Current studies in my laboratory are focused on extracellular mediators and their receptors and signaling pathways in relation to lung diseases other than lung cancer, mainly diseases of the "airways" such as asthma, pulmonary fibrosis and chronic bronchitis.
One focus is on the roles of the simple lipid mediator lysophosphatidic acid (LPA) in airway disease. LPA is known to be released at sites of tissue injury and to mediate wound repair, for example when we cut our finger. Many diseases of the lung, including asthma, chronic bronchitis, and pulmonary fibrosis, are thought to result from repeated lung injury followed by inappropriate repair responses that lead to an altered structure of the lung tissue. We published many studies showing disease-relevant effects of LPA on lung cells. Recent studies from other groups have now confirmed the importance of LPA in airway disease using knockout mice. We continue to work on this project, with a major focus the sources of this LPA and on identifying the specific LPA receptors and signaling pathways involved in these airway diseases. The long-term goal is to identify drugs that alter the production, destruction, or actions of LPA to treat these lung diseases.

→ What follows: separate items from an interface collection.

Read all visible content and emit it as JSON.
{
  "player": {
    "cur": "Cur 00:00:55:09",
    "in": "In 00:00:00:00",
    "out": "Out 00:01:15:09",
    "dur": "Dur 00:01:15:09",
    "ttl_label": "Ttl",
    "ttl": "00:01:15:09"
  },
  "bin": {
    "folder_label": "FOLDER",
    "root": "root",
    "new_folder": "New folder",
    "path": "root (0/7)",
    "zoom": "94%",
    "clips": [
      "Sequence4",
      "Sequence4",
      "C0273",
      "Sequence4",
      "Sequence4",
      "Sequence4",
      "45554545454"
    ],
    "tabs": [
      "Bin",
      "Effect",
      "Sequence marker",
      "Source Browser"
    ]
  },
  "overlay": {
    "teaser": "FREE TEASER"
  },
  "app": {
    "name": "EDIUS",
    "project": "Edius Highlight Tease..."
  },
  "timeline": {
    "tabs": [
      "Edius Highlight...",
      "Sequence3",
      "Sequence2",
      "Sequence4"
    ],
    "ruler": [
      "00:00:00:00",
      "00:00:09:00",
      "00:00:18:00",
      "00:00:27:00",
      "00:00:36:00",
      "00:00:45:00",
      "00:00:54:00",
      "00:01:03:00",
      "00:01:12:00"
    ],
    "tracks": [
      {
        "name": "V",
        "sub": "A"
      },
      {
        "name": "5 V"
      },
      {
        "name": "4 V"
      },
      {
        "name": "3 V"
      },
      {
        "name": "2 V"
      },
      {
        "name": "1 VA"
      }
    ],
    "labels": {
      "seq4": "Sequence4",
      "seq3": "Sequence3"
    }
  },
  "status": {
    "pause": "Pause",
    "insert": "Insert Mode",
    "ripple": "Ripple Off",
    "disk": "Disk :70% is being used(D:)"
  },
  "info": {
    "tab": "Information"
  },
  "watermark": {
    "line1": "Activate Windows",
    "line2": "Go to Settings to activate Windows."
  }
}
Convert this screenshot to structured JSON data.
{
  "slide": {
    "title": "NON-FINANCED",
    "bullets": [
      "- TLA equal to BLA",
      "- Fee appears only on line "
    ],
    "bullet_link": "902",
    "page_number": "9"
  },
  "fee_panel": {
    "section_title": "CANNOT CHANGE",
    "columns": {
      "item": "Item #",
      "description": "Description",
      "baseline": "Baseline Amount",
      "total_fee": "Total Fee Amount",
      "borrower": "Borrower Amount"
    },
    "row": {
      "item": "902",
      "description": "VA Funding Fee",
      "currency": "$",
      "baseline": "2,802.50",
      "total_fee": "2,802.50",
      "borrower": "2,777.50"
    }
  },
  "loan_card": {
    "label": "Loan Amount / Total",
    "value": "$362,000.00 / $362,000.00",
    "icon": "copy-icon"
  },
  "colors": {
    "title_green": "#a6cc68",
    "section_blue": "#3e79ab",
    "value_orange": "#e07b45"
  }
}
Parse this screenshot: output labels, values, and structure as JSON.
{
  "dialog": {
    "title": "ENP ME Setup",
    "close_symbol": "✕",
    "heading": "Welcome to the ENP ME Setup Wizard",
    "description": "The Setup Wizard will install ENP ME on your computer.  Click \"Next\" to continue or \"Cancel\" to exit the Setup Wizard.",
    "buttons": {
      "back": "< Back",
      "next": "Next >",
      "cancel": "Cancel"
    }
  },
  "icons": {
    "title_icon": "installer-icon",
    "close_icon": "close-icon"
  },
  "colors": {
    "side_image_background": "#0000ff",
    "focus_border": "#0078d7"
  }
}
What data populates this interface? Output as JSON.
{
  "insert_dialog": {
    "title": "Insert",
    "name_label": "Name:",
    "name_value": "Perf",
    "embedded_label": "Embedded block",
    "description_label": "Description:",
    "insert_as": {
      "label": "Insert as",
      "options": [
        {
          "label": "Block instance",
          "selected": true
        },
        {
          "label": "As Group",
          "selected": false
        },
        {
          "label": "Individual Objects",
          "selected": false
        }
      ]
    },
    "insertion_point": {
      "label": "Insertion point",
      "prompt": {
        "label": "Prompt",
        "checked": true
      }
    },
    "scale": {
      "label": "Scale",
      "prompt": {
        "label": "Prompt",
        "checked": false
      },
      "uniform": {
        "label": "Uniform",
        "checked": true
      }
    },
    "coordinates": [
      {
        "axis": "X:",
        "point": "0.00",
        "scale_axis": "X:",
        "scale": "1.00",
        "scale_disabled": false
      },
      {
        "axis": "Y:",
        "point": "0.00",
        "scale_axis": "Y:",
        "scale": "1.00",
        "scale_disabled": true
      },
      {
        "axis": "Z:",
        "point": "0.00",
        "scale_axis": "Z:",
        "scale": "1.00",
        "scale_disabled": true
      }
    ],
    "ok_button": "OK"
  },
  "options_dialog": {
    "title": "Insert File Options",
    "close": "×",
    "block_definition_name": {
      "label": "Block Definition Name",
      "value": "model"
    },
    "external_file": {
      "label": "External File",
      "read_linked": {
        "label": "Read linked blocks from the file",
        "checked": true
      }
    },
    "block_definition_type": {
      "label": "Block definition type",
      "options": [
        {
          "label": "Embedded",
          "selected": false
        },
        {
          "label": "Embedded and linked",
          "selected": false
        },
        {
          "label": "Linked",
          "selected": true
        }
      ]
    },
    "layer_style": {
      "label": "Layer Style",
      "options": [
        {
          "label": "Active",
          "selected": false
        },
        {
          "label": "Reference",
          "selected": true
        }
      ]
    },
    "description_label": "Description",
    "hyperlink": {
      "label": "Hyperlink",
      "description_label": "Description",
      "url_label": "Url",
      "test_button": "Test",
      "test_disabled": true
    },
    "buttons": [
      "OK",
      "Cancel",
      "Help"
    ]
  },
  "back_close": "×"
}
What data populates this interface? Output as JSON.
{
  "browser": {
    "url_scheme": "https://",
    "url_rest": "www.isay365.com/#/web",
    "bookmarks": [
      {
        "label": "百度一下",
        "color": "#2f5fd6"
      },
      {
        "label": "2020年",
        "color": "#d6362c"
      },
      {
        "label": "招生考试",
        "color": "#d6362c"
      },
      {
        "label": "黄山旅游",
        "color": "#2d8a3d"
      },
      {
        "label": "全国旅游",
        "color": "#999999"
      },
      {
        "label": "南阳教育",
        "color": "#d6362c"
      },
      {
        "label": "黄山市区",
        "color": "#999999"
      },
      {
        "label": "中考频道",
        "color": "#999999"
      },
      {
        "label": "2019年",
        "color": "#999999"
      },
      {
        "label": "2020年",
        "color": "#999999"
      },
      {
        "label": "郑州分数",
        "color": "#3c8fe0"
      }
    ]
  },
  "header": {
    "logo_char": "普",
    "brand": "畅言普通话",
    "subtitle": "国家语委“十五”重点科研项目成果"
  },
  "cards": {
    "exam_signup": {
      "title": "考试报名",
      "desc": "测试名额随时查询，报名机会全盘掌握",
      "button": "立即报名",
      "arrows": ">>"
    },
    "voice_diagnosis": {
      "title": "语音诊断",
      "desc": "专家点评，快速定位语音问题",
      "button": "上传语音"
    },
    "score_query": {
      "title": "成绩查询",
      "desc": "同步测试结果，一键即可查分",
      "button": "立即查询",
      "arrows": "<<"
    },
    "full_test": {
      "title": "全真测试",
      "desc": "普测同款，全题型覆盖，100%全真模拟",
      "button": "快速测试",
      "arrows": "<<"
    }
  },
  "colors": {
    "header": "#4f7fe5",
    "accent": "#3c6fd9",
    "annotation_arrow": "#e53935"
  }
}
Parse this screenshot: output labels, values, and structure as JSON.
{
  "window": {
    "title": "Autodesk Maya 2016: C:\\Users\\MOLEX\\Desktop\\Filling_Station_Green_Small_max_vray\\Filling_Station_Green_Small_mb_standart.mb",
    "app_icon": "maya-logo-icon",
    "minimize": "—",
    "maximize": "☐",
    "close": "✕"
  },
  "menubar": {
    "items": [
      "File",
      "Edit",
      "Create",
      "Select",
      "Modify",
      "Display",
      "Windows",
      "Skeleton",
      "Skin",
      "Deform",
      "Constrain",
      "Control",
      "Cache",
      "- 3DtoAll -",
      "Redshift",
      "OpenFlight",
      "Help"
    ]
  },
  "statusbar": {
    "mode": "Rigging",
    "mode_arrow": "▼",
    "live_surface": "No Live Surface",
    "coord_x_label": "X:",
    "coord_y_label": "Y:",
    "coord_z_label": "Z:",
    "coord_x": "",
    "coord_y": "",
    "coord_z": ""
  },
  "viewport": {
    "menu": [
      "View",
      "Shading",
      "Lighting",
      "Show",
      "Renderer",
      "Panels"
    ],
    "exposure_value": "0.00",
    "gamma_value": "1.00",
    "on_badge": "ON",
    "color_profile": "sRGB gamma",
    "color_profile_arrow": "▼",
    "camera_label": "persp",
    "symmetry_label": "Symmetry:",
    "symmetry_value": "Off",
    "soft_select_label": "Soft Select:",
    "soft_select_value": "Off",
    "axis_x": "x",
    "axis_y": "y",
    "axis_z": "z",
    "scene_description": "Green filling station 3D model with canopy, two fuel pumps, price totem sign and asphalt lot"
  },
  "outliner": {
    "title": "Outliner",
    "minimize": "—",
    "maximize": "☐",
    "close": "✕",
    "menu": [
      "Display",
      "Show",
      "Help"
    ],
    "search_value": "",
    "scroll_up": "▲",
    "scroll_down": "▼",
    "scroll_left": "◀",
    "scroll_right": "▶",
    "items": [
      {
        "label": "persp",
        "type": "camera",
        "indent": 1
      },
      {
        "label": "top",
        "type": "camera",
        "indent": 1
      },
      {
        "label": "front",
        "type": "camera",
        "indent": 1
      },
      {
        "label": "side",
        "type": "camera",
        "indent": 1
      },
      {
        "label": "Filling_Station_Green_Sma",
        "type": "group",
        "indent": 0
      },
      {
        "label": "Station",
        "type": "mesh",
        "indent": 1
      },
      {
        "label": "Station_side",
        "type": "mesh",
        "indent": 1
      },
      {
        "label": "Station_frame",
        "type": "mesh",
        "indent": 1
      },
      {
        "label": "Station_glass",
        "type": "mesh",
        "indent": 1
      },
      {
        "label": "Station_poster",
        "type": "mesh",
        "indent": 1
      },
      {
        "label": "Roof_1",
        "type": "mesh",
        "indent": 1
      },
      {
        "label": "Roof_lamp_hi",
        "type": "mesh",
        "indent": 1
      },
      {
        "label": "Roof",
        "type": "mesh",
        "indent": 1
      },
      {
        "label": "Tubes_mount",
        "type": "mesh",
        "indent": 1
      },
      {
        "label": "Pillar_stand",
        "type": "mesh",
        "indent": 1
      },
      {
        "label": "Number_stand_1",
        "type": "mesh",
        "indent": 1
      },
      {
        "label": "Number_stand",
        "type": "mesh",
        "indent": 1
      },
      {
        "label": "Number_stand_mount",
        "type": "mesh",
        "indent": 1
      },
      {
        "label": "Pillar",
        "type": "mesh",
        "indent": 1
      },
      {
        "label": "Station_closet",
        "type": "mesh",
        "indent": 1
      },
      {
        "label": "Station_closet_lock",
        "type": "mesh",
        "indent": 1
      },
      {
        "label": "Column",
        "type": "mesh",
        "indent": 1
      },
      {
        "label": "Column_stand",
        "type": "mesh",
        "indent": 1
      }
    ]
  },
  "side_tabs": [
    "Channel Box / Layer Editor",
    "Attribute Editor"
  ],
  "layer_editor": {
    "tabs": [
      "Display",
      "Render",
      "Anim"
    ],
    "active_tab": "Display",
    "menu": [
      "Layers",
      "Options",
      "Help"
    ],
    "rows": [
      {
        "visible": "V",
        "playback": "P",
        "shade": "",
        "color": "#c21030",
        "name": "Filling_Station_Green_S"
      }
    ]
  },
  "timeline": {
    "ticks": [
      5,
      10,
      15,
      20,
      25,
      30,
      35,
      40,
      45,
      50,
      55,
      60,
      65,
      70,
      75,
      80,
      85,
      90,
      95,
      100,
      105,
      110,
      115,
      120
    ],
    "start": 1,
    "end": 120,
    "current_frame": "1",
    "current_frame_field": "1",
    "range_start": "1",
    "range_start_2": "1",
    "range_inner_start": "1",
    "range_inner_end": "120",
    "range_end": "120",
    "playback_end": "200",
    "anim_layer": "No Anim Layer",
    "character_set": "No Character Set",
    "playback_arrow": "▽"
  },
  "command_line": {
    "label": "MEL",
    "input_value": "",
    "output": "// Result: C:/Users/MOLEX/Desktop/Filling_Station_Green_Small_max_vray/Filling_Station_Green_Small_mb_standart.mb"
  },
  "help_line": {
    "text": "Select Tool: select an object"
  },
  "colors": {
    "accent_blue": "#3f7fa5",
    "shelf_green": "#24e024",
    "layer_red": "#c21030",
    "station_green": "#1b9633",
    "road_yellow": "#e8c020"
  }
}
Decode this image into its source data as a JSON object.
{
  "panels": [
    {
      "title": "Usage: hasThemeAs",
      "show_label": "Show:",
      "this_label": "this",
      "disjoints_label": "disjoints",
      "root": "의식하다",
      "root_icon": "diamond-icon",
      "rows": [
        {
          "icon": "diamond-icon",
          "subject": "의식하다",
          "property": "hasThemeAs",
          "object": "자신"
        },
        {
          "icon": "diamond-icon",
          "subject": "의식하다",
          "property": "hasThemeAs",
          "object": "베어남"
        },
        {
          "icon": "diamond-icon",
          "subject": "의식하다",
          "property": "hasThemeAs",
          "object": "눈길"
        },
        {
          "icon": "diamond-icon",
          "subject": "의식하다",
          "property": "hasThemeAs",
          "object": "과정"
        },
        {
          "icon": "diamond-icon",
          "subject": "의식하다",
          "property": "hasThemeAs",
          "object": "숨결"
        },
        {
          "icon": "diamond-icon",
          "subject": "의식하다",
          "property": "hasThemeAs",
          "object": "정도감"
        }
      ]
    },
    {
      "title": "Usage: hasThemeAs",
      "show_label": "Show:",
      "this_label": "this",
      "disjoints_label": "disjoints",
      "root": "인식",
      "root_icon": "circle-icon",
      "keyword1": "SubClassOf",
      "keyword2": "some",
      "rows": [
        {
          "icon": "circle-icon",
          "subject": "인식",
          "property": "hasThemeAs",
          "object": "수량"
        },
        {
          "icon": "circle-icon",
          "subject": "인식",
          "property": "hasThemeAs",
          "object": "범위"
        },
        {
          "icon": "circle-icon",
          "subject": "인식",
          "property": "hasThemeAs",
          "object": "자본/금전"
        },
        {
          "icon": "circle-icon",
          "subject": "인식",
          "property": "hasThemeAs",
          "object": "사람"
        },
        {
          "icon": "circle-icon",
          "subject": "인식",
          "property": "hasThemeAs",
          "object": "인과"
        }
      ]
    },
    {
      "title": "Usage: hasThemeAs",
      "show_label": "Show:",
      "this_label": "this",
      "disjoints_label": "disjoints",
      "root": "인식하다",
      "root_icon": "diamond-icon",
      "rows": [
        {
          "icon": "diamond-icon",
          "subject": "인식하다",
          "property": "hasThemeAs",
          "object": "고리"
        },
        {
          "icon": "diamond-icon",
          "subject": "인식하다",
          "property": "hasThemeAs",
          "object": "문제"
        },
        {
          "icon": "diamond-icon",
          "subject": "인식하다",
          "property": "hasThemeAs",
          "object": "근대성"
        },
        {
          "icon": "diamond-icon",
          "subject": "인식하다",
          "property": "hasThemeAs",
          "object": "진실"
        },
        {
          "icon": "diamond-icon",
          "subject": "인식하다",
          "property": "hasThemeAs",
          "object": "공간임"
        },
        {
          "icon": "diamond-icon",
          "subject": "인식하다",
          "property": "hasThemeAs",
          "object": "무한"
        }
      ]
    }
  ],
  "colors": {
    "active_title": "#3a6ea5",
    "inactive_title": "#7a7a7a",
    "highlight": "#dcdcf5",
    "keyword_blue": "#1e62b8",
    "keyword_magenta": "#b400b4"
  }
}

Another focus is on the cellular and molecular mechanisms involved in development of obstructive lung disease in agricultural workers exposed to animal barn dusts, especially hogbarn dust. Our recent studies have shown that an extract of this hogbarn dust both activates and then down-regulates receptors for epidermal growth factor (EGF receptors) on airway epithelial cells. LPA shares these effects with the hogbarn dust, and our prior studies of LPA regulation of EGF receptors is guiding our studies of the hogbarn dust effects. We are also working to identify the specific factors in the dust that mediate the disease-relevant effects on airway epithelial cells, which may allow us to develop new and more specific therapies.
Adrenergic receptor signaling and regulation have been long-term interests in my laboratory, and another current focus is on signaling pathways by which these receptors regulate cell growth. Patients with asthma have excess airway smooth muscle cell growth, which makes their disease worse. Beta-2 adrenergic receptor agonists, which are used to "open up" asthmatic airways, can also reduce airway smooth muscle cell growth. Our recent studies show that these effects are mediated through cyclic AMP activation of the protein EPAC (Exchange Protein Activated by CyclicAMP) rather than through the more traditional cyclic AMP target protein kinase A. We are further characterizing this novel growth-inhibiting pathway as a target for new asthma therapies
Debra Romberger, MD, Department of Internal Medicine, UNMC
Stephen Rennard, MD, Department of Internal Medicine, UNMC
Keshore Bidasee, PhD, Department of Pharmacology and Experimental Neuroscience, UNMC
Yaping Tu, PhD, Creighton University School of Medicine
Oxytocin ligand/receptor variants and social behavior
PI: M. Toews
Source: University of Nebraska, Omaha
Techniques used in the laboratory